• [WHAT YOU WILL DO]
Restate the entire listing word for word.

========================================================================

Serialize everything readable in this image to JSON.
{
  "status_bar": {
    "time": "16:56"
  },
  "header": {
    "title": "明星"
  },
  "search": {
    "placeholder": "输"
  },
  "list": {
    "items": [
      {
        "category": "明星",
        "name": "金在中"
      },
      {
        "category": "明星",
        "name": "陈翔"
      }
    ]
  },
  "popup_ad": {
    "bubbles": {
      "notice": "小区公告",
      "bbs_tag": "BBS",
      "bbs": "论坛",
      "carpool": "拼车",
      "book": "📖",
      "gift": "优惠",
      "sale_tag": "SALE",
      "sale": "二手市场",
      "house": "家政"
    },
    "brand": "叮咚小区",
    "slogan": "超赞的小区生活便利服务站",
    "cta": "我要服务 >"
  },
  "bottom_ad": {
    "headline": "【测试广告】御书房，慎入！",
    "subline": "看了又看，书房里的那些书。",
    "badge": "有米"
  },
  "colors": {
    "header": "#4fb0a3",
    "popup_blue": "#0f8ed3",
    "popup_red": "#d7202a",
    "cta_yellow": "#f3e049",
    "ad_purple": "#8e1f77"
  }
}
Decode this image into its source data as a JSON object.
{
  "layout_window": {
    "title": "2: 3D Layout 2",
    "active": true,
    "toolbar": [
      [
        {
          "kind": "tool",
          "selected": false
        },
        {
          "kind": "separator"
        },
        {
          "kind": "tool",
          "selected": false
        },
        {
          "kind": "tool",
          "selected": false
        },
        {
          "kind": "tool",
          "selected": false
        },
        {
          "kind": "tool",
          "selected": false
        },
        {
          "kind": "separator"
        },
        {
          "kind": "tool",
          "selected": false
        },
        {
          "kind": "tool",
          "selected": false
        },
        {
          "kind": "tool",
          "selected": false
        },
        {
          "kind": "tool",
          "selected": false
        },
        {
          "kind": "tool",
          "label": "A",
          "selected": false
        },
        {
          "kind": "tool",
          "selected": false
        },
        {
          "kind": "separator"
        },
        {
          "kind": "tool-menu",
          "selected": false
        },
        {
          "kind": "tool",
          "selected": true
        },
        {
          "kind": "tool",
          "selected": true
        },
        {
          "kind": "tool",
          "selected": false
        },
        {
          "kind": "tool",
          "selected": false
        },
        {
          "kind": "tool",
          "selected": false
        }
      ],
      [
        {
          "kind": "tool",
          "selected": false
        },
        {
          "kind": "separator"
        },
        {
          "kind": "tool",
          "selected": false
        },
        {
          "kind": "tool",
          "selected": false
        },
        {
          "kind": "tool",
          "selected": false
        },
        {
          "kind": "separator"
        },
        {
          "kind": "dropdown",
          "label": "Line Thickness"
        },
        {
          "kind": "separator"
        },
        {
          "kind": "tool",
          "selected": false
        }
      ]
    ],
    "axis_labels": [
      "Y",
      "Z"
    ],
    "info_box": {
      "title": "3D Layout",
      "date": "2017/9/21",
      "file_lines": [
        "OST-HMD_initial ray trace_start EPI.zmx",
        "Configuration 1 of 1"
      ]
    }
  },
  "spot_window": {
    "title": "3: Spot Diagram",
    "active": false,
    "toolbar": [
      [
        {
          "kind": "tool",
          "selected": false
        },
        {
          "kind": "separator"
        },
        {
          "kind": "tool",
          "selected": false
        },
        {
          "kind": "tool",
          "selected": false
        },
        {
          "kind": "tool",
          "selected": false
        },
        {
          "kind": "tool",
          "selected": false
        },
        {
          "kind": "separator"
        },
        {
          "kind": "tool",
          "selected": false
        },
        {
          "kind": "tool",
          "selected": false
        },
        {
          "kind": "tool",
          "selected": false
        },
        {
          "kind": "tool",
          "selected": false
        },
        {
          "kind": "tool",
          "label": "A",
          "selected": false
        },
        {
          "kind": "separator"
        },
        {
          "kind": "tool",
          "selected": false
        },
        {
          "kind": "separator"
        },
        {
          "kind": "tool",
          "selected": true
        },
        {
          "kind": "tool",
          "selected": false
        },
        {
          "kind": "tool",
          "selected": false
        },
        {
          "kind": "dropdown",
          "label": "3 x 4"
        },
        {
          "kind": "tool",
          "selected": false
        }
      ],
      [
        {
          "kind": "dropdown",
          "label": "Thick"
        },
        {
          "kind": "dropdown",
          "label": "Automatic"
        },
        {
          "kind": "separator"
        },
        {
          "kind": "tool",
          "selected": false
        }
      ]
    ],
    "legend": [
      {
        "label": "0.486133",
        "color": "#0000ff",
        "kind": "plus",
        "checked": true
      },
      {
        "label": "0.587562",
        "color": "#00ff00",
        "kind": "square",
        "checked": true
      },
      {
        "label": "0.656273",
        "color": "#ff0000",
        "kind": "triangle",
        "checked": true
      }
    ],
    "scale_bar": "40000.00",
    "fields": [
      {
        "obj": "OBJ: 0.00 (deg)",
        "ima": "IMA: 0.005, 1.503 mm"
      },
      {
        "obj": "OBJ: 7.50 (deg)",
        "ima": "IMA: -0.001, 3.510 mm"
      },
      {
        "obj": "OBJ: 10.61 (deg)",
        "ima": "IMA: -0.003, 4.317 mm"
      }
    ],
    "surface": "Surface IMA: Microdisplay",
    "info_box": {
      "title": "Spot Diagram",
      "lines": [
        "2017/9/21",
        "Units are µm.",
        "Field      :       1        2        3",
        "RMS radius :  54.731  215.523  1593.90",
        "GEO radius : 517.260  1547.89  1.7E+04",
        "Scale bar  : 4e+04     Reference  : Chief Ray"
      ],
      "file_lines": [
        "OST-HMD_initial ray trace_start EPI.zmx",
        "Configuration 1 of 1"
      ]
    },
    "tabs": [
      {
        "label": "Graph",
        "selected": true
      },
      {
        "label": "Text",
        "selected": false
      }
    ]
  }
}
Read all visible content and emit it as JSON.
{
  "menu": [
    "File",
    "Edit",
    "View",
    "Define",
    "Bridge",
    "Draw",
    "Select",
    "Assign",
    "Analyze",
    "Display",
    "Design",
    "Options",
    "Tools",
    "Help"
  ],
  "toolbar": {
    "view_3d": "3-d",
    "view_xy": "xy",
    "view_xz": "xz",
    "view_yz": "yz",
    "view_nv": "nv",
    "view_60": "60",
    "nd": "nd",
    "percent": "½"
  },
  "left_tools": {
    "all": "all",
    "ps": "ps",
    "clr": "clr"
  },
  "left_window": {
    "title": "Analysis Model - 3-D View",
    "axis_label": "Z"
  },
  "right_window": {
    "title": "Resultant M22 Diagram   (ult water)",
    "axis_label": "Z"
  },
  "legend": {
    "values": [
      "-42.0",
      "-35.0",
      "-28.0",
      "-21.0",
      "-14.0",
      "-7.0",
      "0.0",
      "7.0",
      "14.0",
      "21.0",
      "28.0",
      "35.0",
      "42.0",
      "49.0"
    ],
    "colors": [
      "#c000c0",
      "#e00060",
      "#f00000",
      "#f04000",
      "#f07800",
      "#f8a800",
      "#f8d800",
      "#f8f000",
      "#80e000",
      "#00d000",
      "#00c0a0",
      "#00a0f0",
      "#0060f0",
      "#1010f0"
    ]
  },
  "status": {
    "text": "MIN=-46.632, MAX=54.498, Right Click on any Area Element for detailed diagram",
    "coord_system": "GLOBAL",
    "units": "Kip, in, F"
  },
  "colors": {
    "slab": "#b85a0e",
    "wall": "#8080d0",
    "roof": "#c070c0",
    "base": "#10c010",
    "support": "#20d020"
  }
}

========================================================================

• [EXERCISE OUTPUT]
Serialize everything readable in this image to JSON.
{
  "status_bar": {
    "time": "16:56"
  },
  "header": {
    "title": "明星"
  },
  "search": {
    "placeholder": "输"
  },
  "list": {
    "items": [
      {
        "category": "明星",
        "name": "金在中"
      },
      {
        "category": "明星",
        "name": "陈翔"
      }
    ]
  },
  "popup_ad": {
    "bubbles": {
      "notice": "小区公告",
      "bbs_tag": "BBS",
      "bbs": "论坛",
      "carpool": "拼车",
      "book": "📖",
      "gift": "优惠",
      "sale_tag": "SALE",
      "sale": "二手市场",
      "house": "家政"
    },
    "brand": "叮咚小区",
    "slogan": "超赞的小区生活便利服务站",
    "cta": "我要服务 >"
  },
  "bottom_ad": {
    "headline": "【测试广告】御书房，慎入！",
    "subline": "看了又看，书房里的那些书。",
    "badge": "有米"
  },
  "colors": {
    "header": "#4fb0a3",
    "popup_blue": "#0f8ed3",
    "popup_red": "#d7202a",
    "cta_yellow": "#f3e049",
    "ad_purple": "#8e1f77"
  }
}
Decode this image into its source data as a JSON object.
{
  "layout_window": {
    "title": "2: 3D Layout 2",
    "active": true,
    "toolbar": [
      [
        {
          "kind": "tool",
          "selected": false
        },
        {
          "kind": "separator"
        },
        {
          "kind": "tool",
          "selected": false
        },
        {
          "kind": "tool",
          "selected": false
        },
        {
          "kind": "tool",
          "selected": false
        },
        {
          "kind": "tool",
          "selected": false
        },
        {
          "kind": "separator"
        },
        {
          "kind": "tool",
          "selected": false
        },
        {
          "kind": "tool",
          "selected": false
        },
        {
          "kind": "tool",
          "selected": false
        },
        {
          "kind": "tool",
          "selected": false
        },
        {
          "kind": "tool",
          "label": "A",
          "selected": false
        },
        {
          "kind": "tool",
          "selected": false
        },
        {
          "kind": "separator"
        },
        {
          "kind": "tool-menu",
          "selected": false
        },
        {
          "kind": "tool",
          "selected": true
        },
        {
          "kind": "tool",
          "selected": true
        },
        {
          "kind": "tool",
          "selected": false
        },
        {
          "kind": "tool",
          "selected": false
        },
        {
          "kind": "tool",
          "selected": false
        }
      ],
      [
        {
          "kind": "tool",
          "selected": false
        },
        {
          "kind": "separator"
        },
        {
          "kind": "tool",
          "selected": false
        },
        {
          "kind": "tool",
          "selected": false
        },
        {
          "kind": "tool",
          "selected": false
        },
        {
          "kind": "separator"
        },
        {
          "kind": "dropdown",
          "label": "Line Thickness"
        },
        {
          "kind": "separator"
        },
        {
          "kind": "tool",
          "selected": false
        }
      ]
    ],
    "axis_labels": [
      "Y",
      "Z"
    ],
    "info_box": {
      "title": "3D Layout",
      "date": "2017/9/21",
      "file_lines": [
        "OST-HMD_initial ray trace_start EPI.zmx",
        "Configuration 1 of 1"
      ]
    }
  },
  "spot_window": {
    "title": "3: Spot Diagram",
    "active": false,
    "toolbar": [
      [
        {
          "kind": "tool",
          "selected": false
        },
        {
          "kind": "separator"
        },
        {
          "kind": "tool",
          "selected": false
        },
        {
          "kind": "tool",
          "selected": false
        },
        {
          "kind": "tool",
          "selected": false
        },
        {
          "kind": "tool",
          "selected": false
        },
        {
          "kind": "separator"
        },
        {
          "kind": "tool",
          "selected": false
        },
        {
          "kind": "tool",
          "selected": false
        },
        {
          "kind": "tool",
          "selected": false
        },
        {
          "kind": "tool",
          "selected": false
        },
        {
          "kind": "tool",
          "label": "A",
          "selected": false
        },
        {
          "kind": "separator"
        },
        {
          "kind": "tool",
          "selected": false
        },
        {
          "kind": "separator"
        },
        {
          "kind": "tool",
          "selected": true
        },
        {
          "kind": "tool",
          "selected": false
        },
        {
          "kind": "tool",
          "selected": false
        },
        {
          "kind": "dropdown",
          "label": "3 x 4"
        },
        {
          "kind": "tool",
          "selected": false
        }
      ],
      [
        {
          "kind": "dropdown",
          "label": "Thick"
        },
        {
          "kind": "dropdown",
          "label": "Automatic"
        },
        {
          "kind": "separator"
        },
        {
          "kind": "tool",
          "selected": false
        }
      ]
    ],
    "legend": [
      {
        "label": "0.486133",
        "color": "#0000ff",
        "kind": "plus",
        "checked": true
      },
      {
        "label": "0.587562",
        "color": "#00ff00",
        "kind": "square",
        "checked": true
      },
      {
        "label": "0.656273",
        "color": "#ff0000",
        "kind": "triangle",
        "checked": true
      }
    ],
    "scale_bar": "40000.00",
    "fields": [
      {
        "obj": "OBJ: 0.00 (deg)",
        "ima": "IMA: 0.005, 1.503 mm"
      },
      {
        "obj": "OBJ: 7.50 (deg)",
        "ima": "IMA: -0.001, 3.510 mm"
      },
      {
        "obj": "OBJ: 10.61 (deg)",
        "ima": "IMA: -0.003, 4.317 mm"
      }
    ],
    "surface": "Surface IMA: Microdisplay",
    "info_box": {
      "title": "Spot Diagram",
      "lines": [
        "2017/9/21",
        "Units are µm.",
        "Field      :       1        2        3",
        "RMS radius :  54.731  215.523  1593.90",
        "GEO radius : 517.260  1547.89  1.7E+04",
        "Scale bar  : 4e+04     Reference  : Chief Ray"
      ],
      "file_lines": [
        "OST-HMD_initial ray trace_start EPI.zmx",
        "Configuration 1 of 1"
      ]
    },
    "tabs": [
      {
        "label": "Graph",
        "selected": true
      },
      {
        "label": "Text",
        "selected": false
      }
    ]
  }
}
Read all visible content and emit it as JSON.
{
  "menu": [
    "File",
    "Edit",
    "View",
    "Define",
    "Bridge",
    "Draw",
    "Select",
    "Assign",
    "Analyze",
    "Display",
    "Design",
    "Options",
    "Tools",
    "Help"
  ],
  "toolbar": {
    "view_3d": "3-d",
    "view_xy": "xy",
    "view_xz": "xz",
    "view_yz": "yz",
    "view_nv": "nv",
    "view_60": "60",
    "nd": "nd",
    "percent": "½"
  },
  "left_tools": {
    "all": "all",
    "ps": "ps",
    "clr": "clr"
  },
  "left_window": {
    "title": "Analysis Model - 3-D View",
    "axis_label": "Z"
  },
  "right_window": {
    "title": "Resultant M22 Diagram   (ult water)",
    "axis_label": "Z"
  },
  "legend": {
    "values": [
      "-42.0",
      "-35.0",
      "-28.0",
      "-21.0",
      "-14.0",
      "-7.0",
      "0.0",
      "7.0",
      "14.0",
      "21.0",
      "28.0",
      "35.0",
      "42.0",
      "49.0"
    ],
    "colors": [
      "#c000c0",
      "#e00060",
      "#f00000",
      "#f04000",
      "#f07800",
      "#f8a800",
      "#f8d800",
      "#f8f000",
      "#80e000",
      "#00d000",
      "#00c0a0",
      "#00a0f0",
      "#0060f0",
      "#1010f0"
    ]
  },
  "status": {
    "text": "MIN=-46.632, MAX=54.498, Right Click on any Area Element for detailed diagram",
    "coord_system": "GLOBAL",
    "units": "Kip, in, F"
  },
  "colors": {
    "slab": "#b85a0e",
    "wall": "#8080d0",
    "roof": "#c070c0",
    "base": "#10c010",
    "support": "#20d020"
  }
}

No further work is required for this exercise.